Regular readers of Supercartribe may remember the court case in which Ferrari won the right to block the production of recreations of the legendary Ferrari 250 GTO. One of the most famous and revered designs of all time, the legal team at Maranello successfully argued that the 250 GTO was in fact a work of art, not just a car, and therefore could not be produced in replica form with the consent of Ferrari.

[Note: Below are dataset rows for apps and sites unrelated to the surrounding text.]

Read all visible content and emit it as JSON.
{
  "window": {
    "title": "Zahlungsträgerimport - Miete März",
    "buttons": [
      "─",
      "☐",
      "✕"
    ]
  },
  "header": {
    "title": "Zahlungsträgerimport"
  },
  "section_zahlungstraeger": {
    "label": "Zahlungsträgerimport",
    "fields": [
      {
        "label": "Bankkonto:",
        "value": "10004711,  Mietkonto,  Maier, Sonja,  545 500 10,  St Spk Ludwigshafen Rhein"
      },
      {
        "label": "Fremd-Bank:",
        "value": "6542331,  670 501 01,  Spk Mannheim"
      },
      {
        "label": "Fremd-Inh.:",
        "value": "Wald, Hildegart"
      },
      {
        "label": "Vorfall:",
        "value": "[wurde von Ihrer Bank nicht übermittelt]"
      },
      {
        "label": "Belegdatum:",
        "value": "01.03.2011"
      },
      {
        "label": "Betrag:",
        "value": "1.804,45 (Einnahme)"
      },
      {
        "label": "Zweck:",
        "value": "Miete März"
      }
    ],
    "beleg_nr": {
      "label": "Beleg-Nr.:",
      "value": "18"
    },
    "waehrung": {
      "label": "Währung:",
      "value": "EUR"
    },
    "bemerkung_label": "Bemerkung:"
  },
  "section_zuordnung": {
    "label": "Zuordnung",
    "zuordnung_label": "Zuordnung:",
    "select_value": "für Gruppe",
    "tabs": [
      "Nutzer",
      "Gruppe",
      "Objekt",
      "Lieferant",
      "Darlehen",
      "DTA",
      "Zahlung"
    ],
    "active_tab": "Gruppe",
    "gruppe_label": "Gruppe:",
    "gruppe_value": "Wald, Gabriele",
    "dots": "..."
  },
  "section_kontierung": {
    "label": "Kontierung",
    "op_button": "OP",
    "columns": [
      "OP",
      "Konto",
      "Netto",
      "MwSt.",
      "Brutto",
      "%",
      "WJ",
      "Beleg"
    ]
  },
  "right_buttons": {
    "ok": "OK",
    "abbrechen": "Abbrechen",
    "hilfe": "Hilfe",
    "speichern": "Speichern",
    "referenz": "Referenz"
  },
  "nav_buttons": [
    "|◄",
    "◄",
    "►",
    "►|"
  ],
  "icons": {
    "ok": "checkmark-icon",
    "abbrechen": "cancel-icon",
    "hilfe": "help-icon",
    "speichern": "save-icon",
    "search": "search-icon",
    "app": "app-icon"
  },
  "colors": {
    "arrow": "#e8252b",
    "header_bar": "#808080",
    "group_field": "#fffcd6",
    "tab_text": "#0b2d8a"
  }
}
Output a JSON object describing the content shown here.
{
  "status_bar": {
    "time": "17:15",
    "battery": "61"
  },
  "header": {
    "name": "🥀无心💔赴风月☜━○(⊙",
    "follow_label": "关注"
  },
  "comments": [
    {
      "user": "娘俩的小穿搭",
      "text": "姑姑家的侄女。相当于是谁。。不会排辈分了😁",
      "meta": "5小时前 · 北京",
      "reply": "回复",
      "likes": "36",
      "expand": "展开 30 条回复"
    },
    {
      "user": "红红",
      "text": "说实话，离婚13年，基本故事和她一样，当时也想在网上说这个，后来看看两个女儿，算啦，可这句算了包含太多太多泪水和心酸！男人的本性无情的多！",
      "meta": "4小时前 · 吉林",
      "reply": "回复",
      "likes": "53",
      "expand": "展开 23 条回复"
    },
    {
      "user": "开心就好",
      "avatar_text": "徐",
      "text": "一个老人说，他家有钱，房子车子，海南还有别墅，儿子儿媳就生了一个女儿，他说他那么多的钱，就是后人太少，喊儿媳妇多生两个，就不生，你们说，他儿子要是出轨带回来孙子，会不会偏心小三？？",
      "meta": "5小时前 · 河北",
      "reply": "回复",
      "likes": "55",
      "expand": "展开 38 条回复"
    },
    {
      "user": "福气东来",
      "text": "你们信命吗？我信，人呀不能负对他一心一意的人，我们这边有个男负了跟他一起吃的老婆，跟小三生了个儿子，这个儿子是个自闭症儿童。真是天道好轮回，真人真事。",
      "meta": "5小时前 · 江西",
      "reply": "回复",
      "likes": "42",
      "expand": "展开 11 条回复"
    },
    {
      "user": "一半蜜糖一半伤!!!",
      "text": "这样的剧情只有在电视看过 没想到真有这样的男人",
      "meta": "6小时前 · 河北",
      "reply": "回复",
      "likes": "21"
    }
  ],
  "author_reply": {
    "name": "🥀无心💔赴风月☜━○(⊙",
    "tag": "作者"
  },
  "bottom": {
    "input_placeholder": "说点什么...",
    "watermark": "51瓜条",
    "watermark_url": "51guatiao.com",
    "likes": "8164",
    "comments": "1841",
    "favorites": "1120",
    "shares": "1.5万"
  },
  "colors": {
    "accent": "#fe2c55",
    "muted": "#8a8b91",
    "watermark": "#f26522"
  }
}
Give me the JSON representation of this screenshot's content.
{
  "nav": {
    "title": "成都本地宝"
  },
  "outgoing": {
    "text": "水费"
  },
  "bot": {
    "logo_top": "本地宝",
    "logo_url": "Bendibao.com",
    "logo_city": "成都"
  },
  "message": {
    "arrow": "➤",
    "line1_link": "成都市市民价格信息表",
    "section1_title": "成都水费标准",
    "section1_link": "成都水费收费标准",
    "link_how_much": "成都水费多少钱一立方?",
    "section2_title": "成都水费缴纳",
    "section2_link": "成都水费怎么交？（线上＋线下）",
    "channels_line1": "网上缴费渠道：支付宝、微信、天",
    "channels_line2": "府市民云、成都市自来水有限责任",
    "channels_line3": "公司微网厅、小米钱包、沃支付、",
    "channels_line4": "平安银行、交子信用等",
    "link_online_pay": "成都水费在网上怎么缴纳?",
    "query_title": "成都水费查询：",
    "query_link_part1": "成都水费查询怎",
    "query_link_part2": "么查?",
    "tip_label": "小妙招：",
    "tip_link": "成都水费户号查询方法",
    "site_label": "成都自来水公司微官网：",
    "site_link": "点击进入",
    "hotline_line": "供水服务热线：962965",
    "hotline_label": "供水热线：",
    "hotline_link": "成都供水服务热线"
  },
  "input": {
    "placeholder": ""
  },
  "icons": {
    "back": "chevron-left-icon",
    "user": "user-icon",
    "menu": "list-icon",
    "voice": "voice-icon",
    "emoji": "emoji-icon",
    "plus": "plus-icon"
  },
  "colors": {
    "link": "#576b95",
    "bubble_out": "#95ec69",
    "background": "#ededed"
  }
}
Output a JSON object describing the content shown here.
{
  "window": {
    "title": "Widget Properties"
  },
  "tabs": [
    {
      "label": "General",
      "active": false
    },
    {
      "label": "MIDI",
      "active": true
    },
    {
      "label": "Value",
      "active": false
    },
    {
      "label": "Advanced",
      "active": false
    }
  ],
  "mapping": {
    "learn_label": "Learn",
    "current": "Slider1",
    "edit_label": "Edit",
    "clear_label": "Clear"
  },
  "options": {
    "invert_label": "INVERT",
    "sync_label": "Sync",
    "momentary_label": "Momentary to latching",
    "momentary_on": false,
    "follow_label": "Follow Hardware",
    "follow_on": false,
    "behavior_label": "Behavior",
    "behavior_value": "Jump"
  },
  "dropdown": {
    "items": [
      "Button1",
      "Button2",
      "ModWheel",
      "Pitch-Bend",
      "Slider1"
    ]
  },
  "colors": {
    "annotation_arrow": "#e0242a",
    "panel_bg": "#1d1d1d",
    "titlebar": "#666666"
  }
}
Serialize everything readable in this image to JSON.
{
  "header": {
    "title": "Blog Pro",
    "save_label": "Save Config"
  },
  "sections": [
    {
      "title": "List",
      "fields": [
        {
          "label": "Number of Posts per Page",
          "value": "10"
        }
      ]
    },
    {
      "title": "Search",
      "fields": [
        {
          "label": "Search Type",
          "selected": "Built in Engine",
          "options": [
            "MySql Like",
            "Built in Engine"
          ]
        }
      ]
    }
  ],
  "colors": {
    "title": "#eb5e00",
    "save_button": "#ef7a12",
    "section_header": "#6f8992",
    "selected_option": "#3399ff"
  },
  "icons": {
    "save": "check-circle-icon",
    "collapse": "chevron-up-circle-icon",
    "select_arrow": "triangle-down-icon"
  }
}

Things have changed somewhat with a court ruling in favour of a company called Ares Design, which is a coachbuilder based in Italy. Ares, which is headed by former Lotus F1 boss Dany Bahar, builds bespoke cars that are sometimes based on older, classic models. A recent model – the Panther ProgettoUno – is described as a ‘reimagining’ of the De Tomaso Pantera and is based on a Lamborghini platform.
Trademark Filed in ‘Bad Faith’
Ares took the Ferrari ruling to the Cancellation Division of the European Intellectual Protection Office, arguing that as Ferrari had failed to use the 250 GTO trademark and design for five consecutive years, the company had no claim on it. They also argued that the trademark protection was filed ‘in bad faith’ implying that Ferrari did so only to prevent others from using it. The court agreed.
Ares intends to create its own redesign of the Ferrari 250 GTO using the Ferrari 812 Superfast as a basis. This would appeal to those who cannot afford a genuine 250 GTO – that’s everyone bar the very, very wealthy – but who desire what is considered among the most beautiful cars of all time. Th cost of a real 250 GTO – of which only 36 were made in the early 1960’s – varies between each one, but one sold in 2018 for a simply astonishing $48.4million (around £38million).
There is no price set for the potential Ares 250 GTO, and it is expected that Ferrari will appeal the decision. It is understandable that Ferrari wants to protect its heritage, yet we remain unsure of whether the courts will agree. Supercartribe will keep you updated when things are underway.